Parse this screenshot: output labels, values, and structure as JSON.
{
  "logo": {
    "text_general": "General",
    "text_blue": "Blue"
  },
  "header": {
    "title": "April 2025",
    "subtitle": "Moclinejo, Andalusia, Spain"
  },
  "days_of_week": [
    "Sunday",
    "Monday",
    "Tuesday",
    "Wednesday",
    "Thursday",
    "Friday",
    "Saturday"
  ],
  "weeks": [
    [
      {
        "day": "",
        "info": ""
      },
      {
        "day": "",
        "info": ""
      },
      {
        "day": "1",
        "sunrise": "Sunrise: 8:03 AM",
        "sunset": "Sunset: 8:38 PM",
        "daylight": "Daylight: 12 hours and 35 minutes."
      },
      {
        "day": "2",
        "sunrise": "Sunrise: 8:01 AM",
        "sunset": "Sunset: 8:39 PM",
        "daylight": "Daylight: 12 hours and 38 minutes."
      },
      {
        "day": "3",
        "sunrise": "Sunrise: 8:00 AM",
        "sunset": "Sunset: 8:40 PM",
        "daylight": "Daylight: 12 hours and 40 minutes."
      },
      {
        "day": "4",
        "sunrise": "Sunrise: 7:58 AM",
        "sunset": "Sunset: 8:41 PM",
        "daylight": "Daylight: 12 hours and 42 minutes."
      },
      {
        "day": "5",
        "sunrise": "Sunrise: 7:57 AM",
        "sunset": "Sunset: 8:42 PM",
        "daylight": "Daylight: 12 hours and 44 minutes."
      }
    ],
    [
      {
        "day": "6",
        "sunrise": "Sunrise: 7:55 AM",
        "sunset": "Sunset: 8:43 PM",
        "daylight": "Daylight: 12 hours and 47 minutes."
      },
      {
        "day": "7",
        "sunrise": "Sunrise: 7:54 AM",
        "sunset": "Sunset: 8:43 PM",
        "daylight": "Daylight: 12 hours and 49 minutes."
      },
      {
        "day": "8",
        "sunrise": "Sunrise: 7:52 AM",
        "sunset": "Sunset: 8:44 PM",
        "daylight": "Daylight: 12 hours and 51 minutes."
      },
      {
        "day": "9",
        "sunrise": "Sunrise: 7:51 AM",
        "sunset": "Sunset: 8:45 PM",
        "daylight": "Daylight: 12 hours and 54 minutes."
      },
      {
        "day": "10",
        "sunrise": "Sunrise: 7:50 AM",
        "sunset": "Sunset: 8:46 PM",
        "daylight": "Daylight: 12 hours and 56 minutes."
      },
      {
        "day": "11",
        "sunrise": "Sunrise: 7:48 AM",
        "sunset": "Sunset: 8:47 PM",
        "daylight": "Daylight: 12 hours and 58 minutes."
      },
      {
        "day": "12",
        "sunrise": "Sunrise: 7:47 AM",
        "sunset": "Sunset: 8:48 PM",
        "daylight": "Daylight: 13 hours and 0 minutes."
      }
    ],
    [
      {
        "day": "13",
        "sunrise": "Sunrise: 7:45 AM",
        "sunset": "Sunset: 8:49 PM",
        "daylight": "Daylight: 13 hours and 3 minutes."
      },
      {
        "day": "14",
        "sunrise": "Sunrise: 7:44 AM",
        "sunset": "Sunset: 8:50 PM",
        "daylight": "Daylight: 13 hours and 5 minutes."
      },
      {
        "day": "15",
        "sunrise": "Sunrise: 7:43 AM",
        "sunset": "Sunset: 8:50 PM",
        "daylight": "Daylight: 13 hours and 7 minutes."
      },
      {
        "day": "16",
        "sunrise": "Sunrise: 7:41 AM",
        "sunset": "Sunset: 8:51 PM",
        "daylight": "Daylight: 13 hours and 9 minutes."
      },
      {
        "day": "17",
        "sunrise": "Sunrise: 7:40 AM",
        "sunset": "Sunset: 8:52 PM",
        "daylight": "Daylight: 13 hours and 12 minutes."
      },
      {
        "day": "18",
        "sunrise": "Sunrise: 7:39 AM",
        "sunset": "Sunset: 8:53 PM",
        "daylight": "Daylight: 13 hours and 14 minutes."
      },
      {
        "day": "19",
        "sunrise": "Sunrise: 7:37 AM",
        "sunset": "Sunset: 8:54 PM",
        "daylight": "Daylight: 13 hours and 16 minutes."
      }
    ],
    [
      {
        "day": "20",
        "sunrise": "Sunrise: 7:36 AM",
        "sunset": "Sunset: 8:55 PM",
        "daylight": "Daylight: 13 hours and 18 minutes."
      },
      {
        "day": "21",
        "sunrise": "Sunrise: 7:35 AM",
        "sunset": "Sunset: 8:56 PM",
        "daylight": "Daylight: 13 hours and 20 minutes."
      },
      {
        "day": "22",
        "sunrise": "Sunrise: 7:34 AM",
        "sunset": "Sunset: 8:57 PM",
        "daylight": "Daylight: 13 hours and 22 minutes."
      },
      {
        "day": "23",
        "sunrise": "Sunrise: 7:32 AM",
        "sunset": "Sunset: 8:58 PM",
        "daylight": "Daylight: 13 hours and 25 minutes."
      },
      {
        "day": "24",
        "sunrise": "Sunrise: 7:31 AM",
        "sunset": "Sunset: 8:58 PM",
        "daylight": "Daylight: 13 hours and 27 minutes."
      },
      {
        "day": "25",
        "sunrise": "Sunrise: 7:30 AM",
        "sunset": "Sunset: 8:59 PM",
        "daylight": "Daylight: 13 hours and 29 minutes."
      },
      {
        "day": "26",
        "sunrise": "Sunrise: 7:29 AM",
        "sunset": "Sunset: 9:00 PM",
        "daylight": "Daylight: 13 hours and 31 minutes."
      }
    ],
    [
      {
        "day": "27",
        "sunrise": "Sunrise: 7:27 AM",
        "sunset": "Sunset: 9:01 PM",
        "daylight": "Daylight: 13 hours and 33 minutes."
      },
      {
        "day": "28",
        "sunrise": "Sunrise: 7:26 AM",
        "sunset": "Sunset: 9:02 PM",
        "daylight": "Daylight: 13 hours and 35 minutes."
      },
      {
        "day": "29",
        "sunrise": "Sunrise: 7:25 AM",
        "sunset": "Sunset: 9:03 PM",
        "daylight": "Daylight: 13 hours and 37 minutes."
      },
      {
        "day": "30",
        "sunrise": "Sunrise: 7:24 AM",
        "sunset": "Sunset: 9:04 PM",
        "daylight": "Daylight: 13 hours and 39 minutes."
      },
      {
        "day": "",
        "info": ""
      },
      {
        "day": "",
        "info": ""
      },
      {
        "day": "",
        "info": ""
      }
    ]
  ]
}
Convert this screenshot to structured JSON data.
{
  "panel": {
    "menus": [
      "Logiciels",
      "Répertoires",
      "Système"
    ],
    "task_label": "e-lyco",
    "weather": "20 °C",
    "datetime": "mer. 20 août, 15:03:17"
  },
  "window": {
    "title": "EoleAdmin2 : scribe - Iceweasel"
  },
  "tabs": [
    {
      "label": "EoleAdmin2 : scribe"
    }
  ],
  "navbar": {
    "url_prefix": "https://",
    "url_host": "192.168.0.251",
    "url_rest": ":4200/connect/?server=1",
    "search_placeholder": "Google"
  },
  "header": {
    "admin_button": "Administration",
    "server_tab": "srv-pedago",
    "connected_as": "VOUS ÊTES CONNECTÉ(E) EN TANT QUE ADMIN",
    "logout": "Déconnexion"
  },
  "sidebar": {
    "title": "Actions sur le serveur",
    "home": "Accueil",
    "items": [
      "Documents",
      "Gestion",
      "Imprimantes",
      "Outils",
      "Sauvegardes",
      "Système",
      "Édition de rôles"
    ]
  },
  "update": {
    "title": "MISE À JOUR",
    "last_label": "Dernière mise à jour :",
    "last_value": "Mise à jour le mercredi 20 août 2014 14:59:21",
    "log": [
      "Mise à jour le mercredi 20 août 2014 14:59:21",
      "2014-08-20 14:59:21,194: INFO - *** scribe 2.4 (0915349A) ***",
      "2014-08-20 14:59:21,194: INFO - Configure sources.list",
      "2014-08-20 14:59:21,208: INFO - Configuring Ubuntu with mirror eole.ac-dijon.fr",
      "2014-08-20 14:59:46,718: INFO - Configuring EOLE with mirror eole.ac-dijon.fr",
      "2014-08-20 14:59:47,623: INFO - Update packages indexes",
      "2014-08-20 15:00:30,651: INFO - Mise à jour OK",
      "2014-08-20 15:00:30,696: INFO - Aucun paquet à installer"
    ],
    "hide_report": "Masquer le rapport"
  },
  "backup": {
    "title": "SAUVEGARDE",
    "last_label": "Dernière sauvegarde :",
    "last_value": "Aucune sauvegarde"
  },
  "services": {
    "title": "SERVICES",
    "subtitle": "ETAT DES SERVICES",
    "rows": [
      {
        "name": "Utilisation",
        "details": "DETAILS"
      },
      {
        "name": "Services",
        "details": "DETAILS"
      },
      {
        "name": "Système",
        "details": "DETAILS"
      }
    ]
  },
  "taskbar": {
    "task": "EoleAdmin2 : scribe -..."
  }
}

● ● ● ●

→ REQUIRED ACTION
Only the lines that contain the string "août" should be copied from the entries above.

→ ANSWER BELOW
    "datetime": "mer. 20 août, 15:03:17"
    "last_value": "Mise à jour le mercredi 20 août 2014 14:59:21",
      "Mise à jour le mercredi 20 août 2014 14:59:21",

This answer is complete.